This is because, while the 'factory-gate' price for life cover is the same, companies selling it can add commission and costs.
Ian Williams, managing director of insurance broker Cavendish Online, says: 'Banks are the most expensive _typically charging 30 per cent more for exactly the same life cover _ and sometimes as much as 50 per cent.'
Ian adds: 'And close behind is going direct to an insurer. This is because they tend to keep the full commission on their policies.'
Discount brokers, high street supermarkets and comparison websites such as Moneysupermarket and Payingtoomuch are typically cheaper.
Using an independent financial adviser costs more but you do get advice on choosing the right policy _ something unlikely to be on offer from most supermarkets or comparison websites.
Independent protection insurance specialist Kevin Carr says: 'A chocolate bar doesn't cost the same in every shop or supermarket and insurance isn't any different.'
Anyone who has to pay more for life cover _ including older policyholders, those with a health problem or a 'bad habit' such as smoking _ are likely to see the biggest difference between the cheapest and most expensive quotes. This is because the higher the premium, the bigger impact commission will have, as it is often charged as a fixed percentage.
On a policy for a 25-year-old non-smoker, the difference will be about pounds sterling 3 a month, but for a 55-year-old smoker it can be nearly pounds sterling 30.
For example, a 55-year-old smoker taking out pounds sterling 100,000 worth of level-term insurance cover for ten years would pay pounds sterling 38 a month for a policy from Aviva if bought via Cavendish Online's non-advice service. The broker does not charge commission but instead takes a one-off fee of pounds sterling 35 per application.
But the same Aviva policy bought via Barclays would cost pounds sterling 65 a month. So someone buying the policy from Barclays instead of Cavendish Online would pay an extra pounds sterling 3,256 over ten years.
And going directly to Aviva would cost pounds sterling 55 a month _ adding pounds sterling 2,040 to the price over the policy term.
Meanwhile, the same policy would cost pounds sterling 47 a month if bought via comparison websites Moneysupermarket or Confused.
If you are buying life insurance for the first time, it's best to get a number of quotes from various sources, including comparison websites. Experts also advise customers to be bold and haggle to get a better deal.
Williams says: 'The fact is that you can bargain, in particular if you buy life cover via an independent financial adviser or price comparison site. If you question the price they will start negotiating with you.'
But he warns: 'It will not happen by default so if you don't ask you won't get a cheaper price.'

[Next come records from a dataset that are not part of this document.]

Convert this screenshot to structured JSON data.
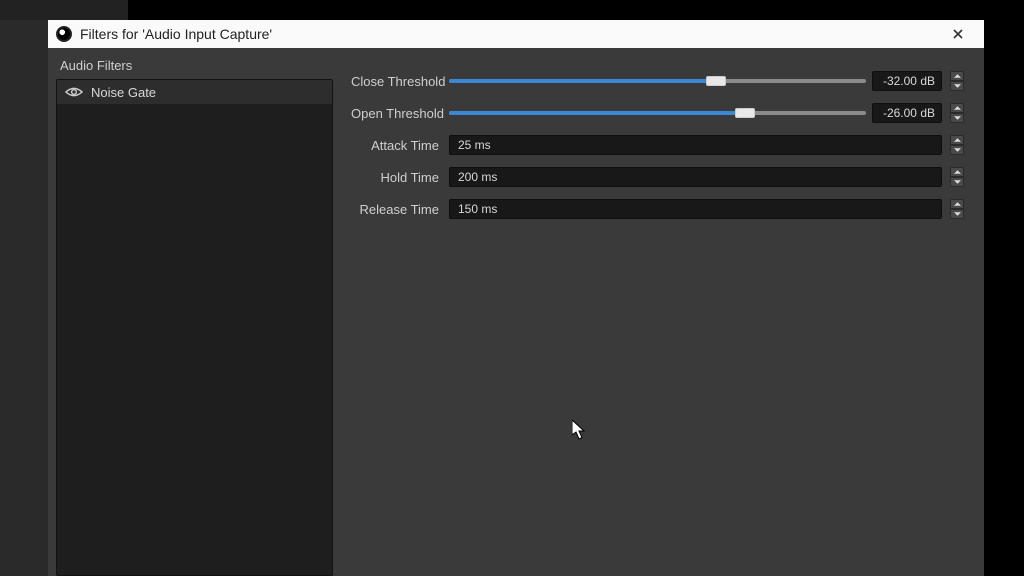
{
  "window": {
    "title": "Filters for 'Audio Input Capture'"
  },
  "sidebar": {
    "title": "Audio Filters",
    "items": [
      {
        "label": "Noise Gate"
      }
    ]
  },
  "props": {
    "close_threshold": {
      "label": "Close Threshold",
      "value": "-32.00 dB",
      "fill_pct": 64
    },
    "open_threshold": {
      "label": "Open Threshold",
      "value": "-26.00 dB",
      "fill_pct": 71
    },
    "attack_time": {
      "label": "Attack Time",
      "value": "25 ms"
    },
    "hold_time": {
      "label": "Hold Time",
      "value": "200 ms"
    },
    "release_time": {
      "label": "Release Time",
      "value": "150 ms"
    }
  }
}
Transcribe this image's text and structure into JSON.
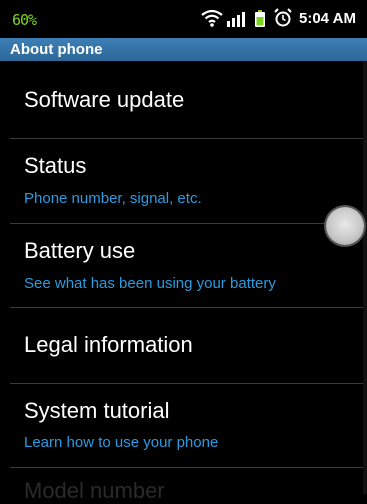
{
  "status_bar": {
    "battery_percent": "60%",
    "time": "5:04 AM",
    "icons": [
      "wifi-icon",
      "signal-icon",
      "battery-icon",
      "alarm-icon"
    ],
    "battery_color": "#7ed321"
  },
  "header": {
    "title": "About phone"
  },
  "items": [
    {
      "title": "Software update",
      "subtitle": ""
    },
    {
      "title": "Status",
      "subtitle": "Phone number, signal, etc."
    },
    {
      "title": "Battery use",
      "subtitle": "See what has been using your battery"
    },
    {
      "title": "Legal information",
      "subtitle": ""
    },
    {
      "title": "System tutorial",
      "subtitle": "Learn how to use your phone"
    },
    {
      "title": "Model number",
      "subtitle": ""
    }
  ],
  "colors": {
    "title_bar": "#3d7fb5",
    "subtitle": "#2b9be0",
    "background": "#000000"
  }
}
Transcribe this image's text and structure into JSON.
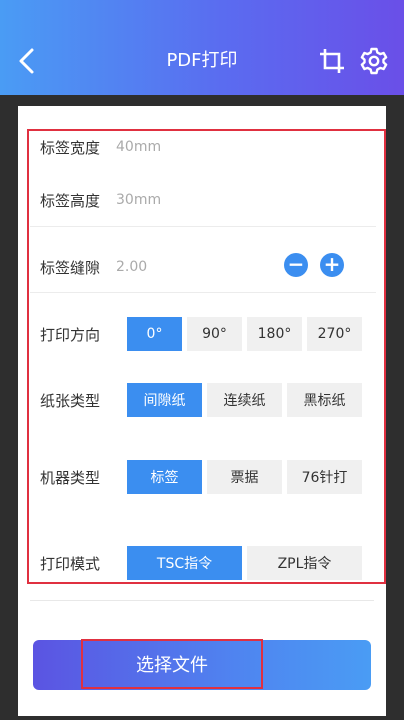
{
  "header": {
    "title": "PDF打印",
    "back_icon": "chevron-left-icon",
    "crop_icon": "crop-icon",
    "settings_icon": "gear-icon"
  },
  "form": {
    "label_width": {
      "label": "标签宽度",
      "value": "40mm"
    },
    "label_height": {
      "label": "标签高度",
      "value": "30mm"
    },
    "label_gap": {
      "label": "标签缝隙",
      "value": "2.00",
      "minus": "−",
      "plus": "+"
    },
    "print_direction": {
      "label": "打印方向",
      "options": [
        "0°",
        "90°",
        "180°",
        "270°"
      ],
      "selected": "0°"
    },
    "paper_type": {
      "label": "纸张类型",
      "options": [
        "间隙纸",
        "连续纸",
        "黑标纸"
      ],
      "selected": "间隙纸"
    },
    "machine_type": {
      "label": "机器类型",
      "options": [
        "标签",
        "票据",
        "76针打"
      ],
      "selected": "标签"
    },
    "print_mode": {
      "label": "打印模式",
      "options": [
        "TSC指令",
        "ZPL指令"
      ],
      "selected": "TSC指令"
    }
  },
  "actions": {
    "select_file": "选择文件"
  },
  "colors": {
    "accent": "#3b8ef0",
    "header_start": "#4a9cf4",
    "header_end": "#6a4fe8",
    "highlight": "#e03040"
  }
}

If you already have a policy in place, but think you are paying over the odds it can also be worth seeing if you can get a cheaper deal.
But experts advise caution. This is because a new policy may not work out cheaper because the older you are the more expensive the premium. Any change in health could also put up the price.
Tom Baigrie, chief executive of protection adviser LifeSearch, says: 'It is always worth seeing if you can get a better policy but be careful not to cancel any existing cover before the new cover has started, especially if there have been any changes in your health.
'Once you cancel the old policy you might not be able to get it back and the new insurer may change the quoted price based on your personal circumstances.'